For ADHD researchers, coming up with more efficient ways of diagnosing the disorder is a work in progress. Are there a few core questions you can ask people to reliably separate out those who have ADHD from those who don’t? If so, finding those questions could make it a lot easier to diagnose people, and could ultimately result in more ADHDers getting access to treatment.
That’s the idea behind screening questionnaires for ADHD, short surveys that ask people a handful of basic questions about ADHD symptoms. An example is the 6-item screening questionnaire I wrote about previously. These questionnaires aren’t intended to diagnose ADHD – they’re not in-depth enough for that. Rather, they identify people who are more likely to have ADHD and whose potential ADHD symptoms should be explored in more detail.
Recently, a team of researchers from Brown University proposed a new screening tool consisting of just two questions. (Perfect for people with short attention spans!) The questions asked people about two things:
- Difficulty sustaining attention
Testing the questionnaire on over a thousand psychiatric out patients, the researchers found that it was mostly accurate in sorting out who had ADHD and who didn’t. Of course, it wasn’t perfect – that’s not the point of a two-item screening questionnaire. But it correctly picked out more than 90 percent of the participants with ADHD. Similarly, more than 95 percent of the people who scored below the cutoff didn’t, in fact, have ADHD, suggesting there was a fairly low rate of both false positives and false negatives.

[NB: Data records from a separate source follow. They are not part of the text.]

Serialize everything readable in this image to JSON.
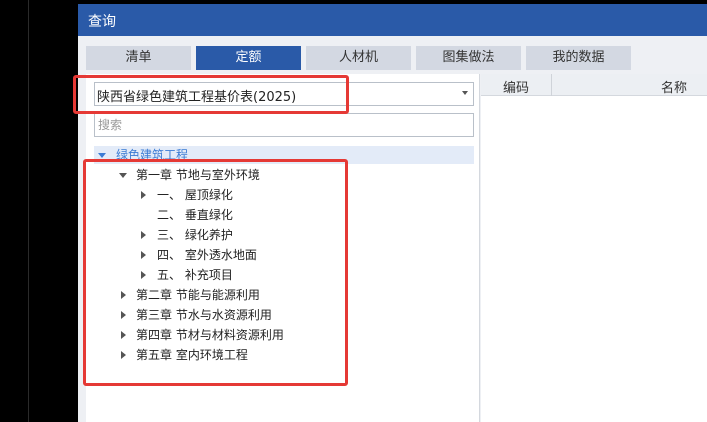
{
  "window": {
    "title": "查询"
  },
  "tabs": [
    {
      "label": "清单",
      "active": false
    },
    {
      "label": "定额",
      "active": true
    },
    {
      "label": "人材机",
      "active": false
    },
    {
      "label": "图集做法",
      "active": false
    },
    {
      "label": "我的数据",
      "active": false
    }
  ],
  "library_select": {
    "value": "陕西省绿色建筑工程基价表(2025)"
  },
  "search": {
    "placeholder": "搜索",
    "value": ""
  },
  "tree": {
    "root": "绿色建筑工程",
    "chapters": [
      {
        "label": "第一章 节地与室外环境",
        "expanded": true,
        "children": [
          {
            "label": "一、 屋顶绿化",
            "has_children": true
          },
          {
            "label": "二、 垂直绿化",
            "has_children": false
          },
          {
            "label": "三、 绿化养护",
            "has_children": true
          },
          {
            "label": "四、 室外透水地面",
            "has_children": true
          },
          {
            "label": "五、 补充项目",
            "has_children": true
          }
        ]
      },
      {
        "label": "第二章 节能与能源利用",
        "expanded": false
      },
      {
        "label": "第三章 节水与水资源利用",
        "expanded": false
      },
      {
        "label": "第四章 节材与材料资源利用",
        "expanded": false
      },
      {
        "label": "第五章 室内环境工程",
        "expanded": false
      }
    ]
  },
  "grid": {
    "columns": [
      "编码",
      "名称"
    ]
  },
  "colors": {
    "accent": "#2a5aa8",
    "highlight": "#e53935",
    "tree_root": "#3b7bd4"
  }
}
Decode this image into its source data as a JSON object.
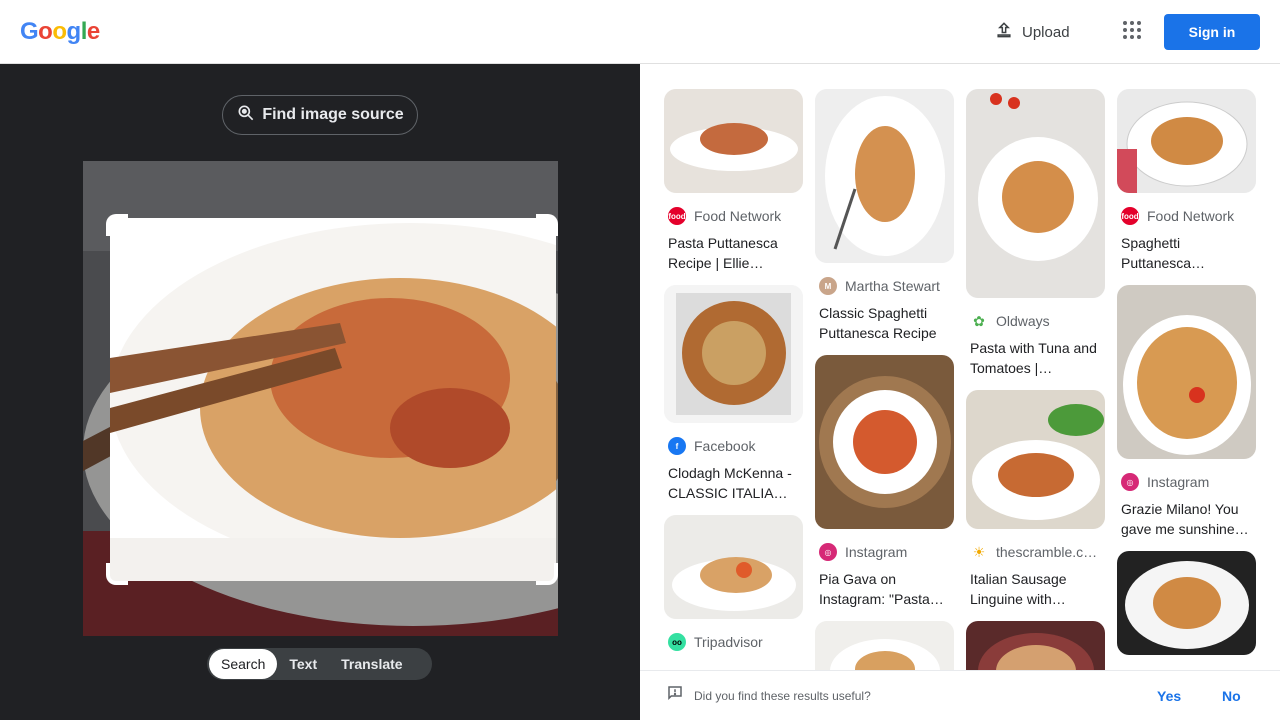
{
  "header": {
    "logo_letters": [
      "G",
      "o",
      "o",
      "g",
      "l",
      "e"
    ],
    "upload_label": "Upload",
    "signin_label": "Sign in"
  },
  "left_pane": {
    "find_source_label": "Find image source",
    "tabs": [
      {
        "label": "Search",
        "active": true
      },
      {
        "label": "Text",
        "active": false
      },
      {
        "label": "Translate",
        "active": false
      }
    ]
  },
  "results": {
    "columns": [
      [
        {
          "source": "Food Network",
          "title": "Pasta Puttanesca Recipe | Ellie…",
          "fav": "food-network",
          "thumb_h": 104
        },
        {
          "source": "Facebook",
          "title": "Clodagh McKenna - CLASSIC ITALIA…",
          "fav": "facebook",
          "thumb_h": 138
        },
        {
          "source": "Tripadvisor",
          "title": "",
          "fav": "tripadvisor",
          "thumb_h": 104
        }
      ],
      [
        {
          "source": "Martha Stewart",
          "title": "Classic Spaghetti Puttanesca Recipe",
          "fav": "martha-stewart",
          "thumb_h": 174
        },
        {
          "source": "Instagram",
          "title": "Pia Gava on Instagram: \"Pasta…",
          "fav": "instagram",
          "thumb_h": 174
        },
        {
          "source": "",
          "title": "",
          "fav": "",
          "thumb_h": 60
        }
      ],
      [
        {
          "source": "Oldways",
          "title": "Pasta with Tuna and Tomatoes |…",
          "fav": "oldways",
          "thumb_h": 209
        },
        {
          "source": "thescramble.c…",
          "title": "Italian Sausage Linguine with…",
          "fav": "thescramble",
          "thumb_h": 139
        },
        {
          "source": "",
          "title": "",
          "fav": "",
          "thumb_h": 60
        }
      ],
      [
        {
          "source": "Food Network",
          "title": "Spaghetti Puttanesca…",
          "fav": "food-network",
          "thumb_h": 104
        },
        {
          "source": "Instagram",
          "title": "Grazie Milano! You gave me sunshine…",
          "fav": "instagram",
          "thumb_h": 174
        },
        {
          "source": "",
          "title": "",
          "fav": "",
          "thumb_h": 104
        }
      ]
    ]
  },
  "feedback": {
    "question": "Did you find these results useful?",
    "yes_label": "Yes",
    "no_label": "No"
  },
  "colors": {
    "google_blue": "#4285f4",
    "google_red": "#ea4335",
    "google_yellow": "#fbbc05",
    "google_green": "#34a853",
    "accent": "#1a73e8",
    "dark_pane": "#202124"
  }
}
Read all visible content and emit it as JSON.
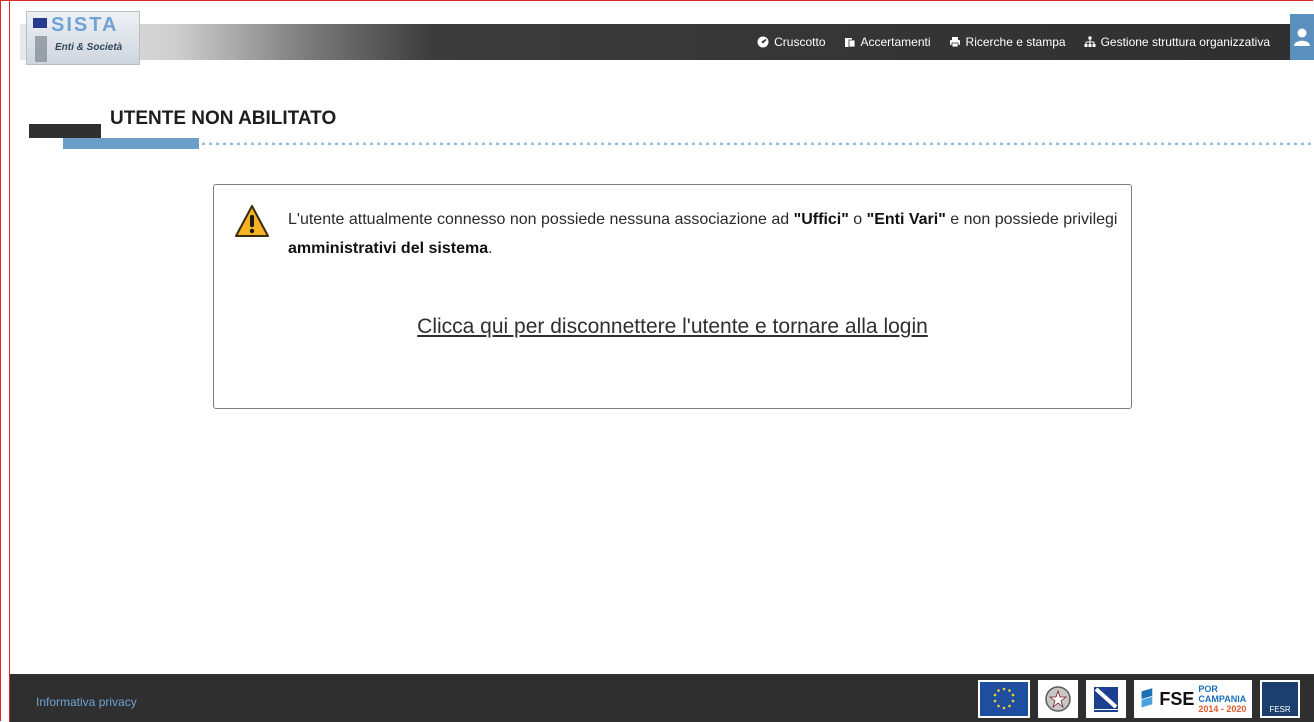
{
  "header": {
    "logo_title": "SISTA",
    "logo_subtitle": "Enti & Società",
    "nav": [
      {
        "label": "Cruscotto",
        "icon": "dashboard-icon"
      },
      {
        "label": "Accertamenti",
        "icon": "clipboard-icon"
      },
      {
        "label": "Ricerche e stampa",
        "icon": "printer-icon"
      },
      {
        "label": "Gestione struttura organizzativa",
        "icon": "org-chart-icon"
      }
    ],
    "user_icon": "user-icon"
  },
  "page": {
    "title": "UTENTE NON ABILITATO"
  },
  "message": {
    "part1": "L'utente attualmente connesso non possiede nessuna associazione ad ",
    "uffici": "\"Uffici\"",
    "part2": " o ",
    "enti": "\"Enti Vari\"",
    "part3": " e non possiede privilegi ",
    "admin": "amministrativi del sistema",
    "part4": ".",
    "link": "Clicca qui per disconnettere l'utente e tornare alla login"
  },
  "footer": {
    "privacy": "Informativa privacy",
    "fse_label": "FSE",
    "fse_sub1": "POR CAMPANIA",
    "fse_sub2": "2014 - 2020",
    "fesr_label": "FESR"
  },
  "colors": {
    "accent": "#6b9fc9",
    "header_dark": "#2f2f2f",
    "frame": "#e3262b"
  }
}
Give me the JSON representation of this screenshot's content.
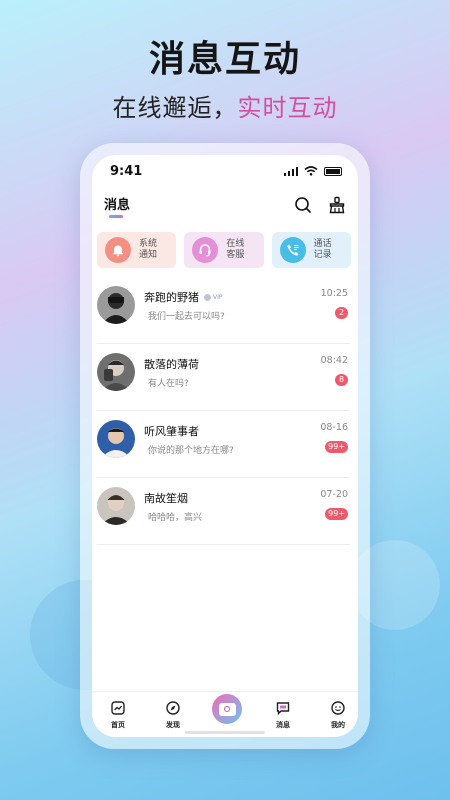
{
  "promo": {
    "headline": "消息互动",
    "subline_part1": "在线邂逅，",
    "subline_part2": "实时互动"
  },
  "statusbar": {
    "time": "9:41"
  },
  "header": {
    "title": "消息"
  },
  "quick_actions": [
    {
      "label": "系统通知",
      "icon": "bell-icon"
    },
    {
      "label": "在线客服",
      "icon": "headset-icon"
    },
    {
      "label": "通话记录",
      "icon": "phone-call-icon"
    }
  ],
  "conversations": [
    {
      "name": "奔跑的野猪",
      "vip": "VIP",
      "message": "我们一起去可以吗?",
      "time": "10:25",
      "unread": "2"
    },
    {
      "name": "散落的薄荷",
      "message": "有人在吗?",
      "time": "08:42",
      "unread": "8"
    },
    {
      "name": "听风肇事者",
      "message": "你说的那个地方在哪?",
      "time": "08-16",
      "unread": "99+"
    },
    {
      "name": "南故笙烟",
      "message": "哈哈哈，高兴",
      "time": "07-20",
      "unread": "99+"
    }
  ],
  "tabbar": {
    "home": "首页",
    "discover": "发现",
    "messages": "消息",
    "mine": "我的"
  },
  "colors": {
    "accent_pink": "#d24fa0",
    "badge_red": "#ef5a6b",
    "system_icon": "#f39083",
    "service_icon": "#e58fd9",
    "calls_icon": "#47bde8"
  }
}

You might have noticed that the two questions correspond to the two major categories of ADHD symptoms: inattention (“difficulty sustaining attention”) and hyperactivity (“fidgetiness”).
Again, it’s important to note that this is far from a comprehensive diagnostic tool. And there’s more testing that needs to be done to figure out how accurate this questionnaire is in different groups of people.
But one interesting thing the findings do suggest is that when it comes to figuring out who may be experiencing symptoms of ADHD, just straight up asking people “d’you have difficulty concentrating?” and “d’you fidget a lot?” could be telling.